The Eagle Hide
The North Harris Eagle Hide has parking and an information board.It’s not a wildly exciting walk, maybe half an hour to the hide where we have watched a pair of golden eagles circling above their nest site though from quite a distance away.Harris has some of Europe’s highest concentrations of nesting eagles and they can be seen all over the island, as can sea eagles.
Next stop is the lovely castle of Abhuinnsuidhe (pron. avin – soo -yi) where it’s worth parking just before the castle to take a walk down by the salmon river and the sea loch. The castle is in private hands but the road goes straight past its front door. There is a small shop beside it which sometimes sells estate venison (honesty box).In May the wild rhododendrons in this area are quite a sight.(I know they’re an invasive weed and need controlled/pulled out but the colour contrast is gorgeous.)
Onwards for the final few miles admiring the mountains dominating the right hand side and then road sweeps down to lovely Hushinish beach. There is a high point where it is worth stopping to get a photo of this fine scene.
Camping and caravanning is tightly controlled here now, thankfully.There is a small formal site in order to stop motorhomes driving over the fragile machair landscape which in summer is fragrant with wildflowers.Park here and walk around the wider area for an hour or two just to appreciate this gorgeous place.We had a BBQ on the beach a few years back, tucked into a rocky hollow to escape the wind (a regular feature of the Hebrides but with the benefit of reducing problems with midges) Glorious.
There is a walk from here over to a remote beach , Crabhadail, using a footpath which has some steep drops (one reason I haven’t done it yet!)

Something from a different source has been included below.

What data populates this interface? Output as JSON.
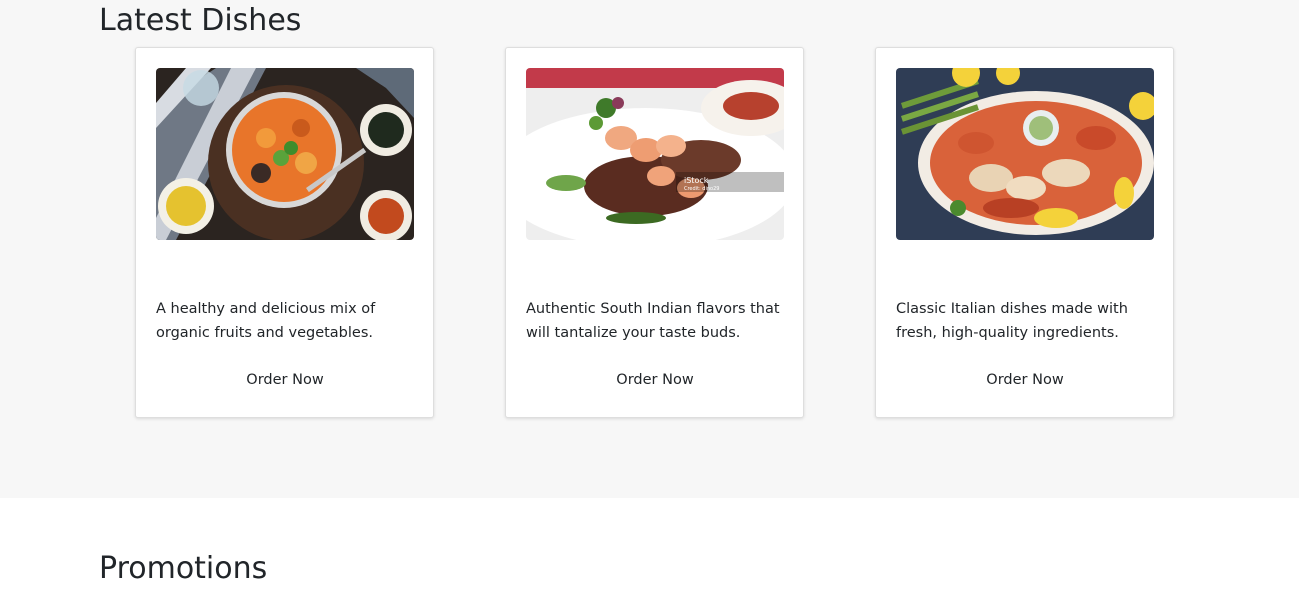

Opposite Hushinish is the uninhabited island of Scarp and across the sea to the north , South West Lewis.
Taking the other road out of Tarbert to the island of Scalpay (connected by bridge) is another trip through superb Harris landscapes.However, I don’t think overall that it’s a must see part of Harris if time is short and given what else exists.
On a fine bright November day we walked out to the Lighthouse on Scalpay, a wonderful walk on a good track though as we made it a circular walk, the rougher track coming back along the coast was pretty boggy in places.
A ‘there and back’ on the good track would be easiest of all.The Shiant Isles and Skye are well seen on this walk.
Climbing The Clisham
A straightforward if soggy and at times steep hike up to the summit of Harris’s highest mountain. The views are outstanding over mountains, lochs, islands and ocean.Pick a decent day for it!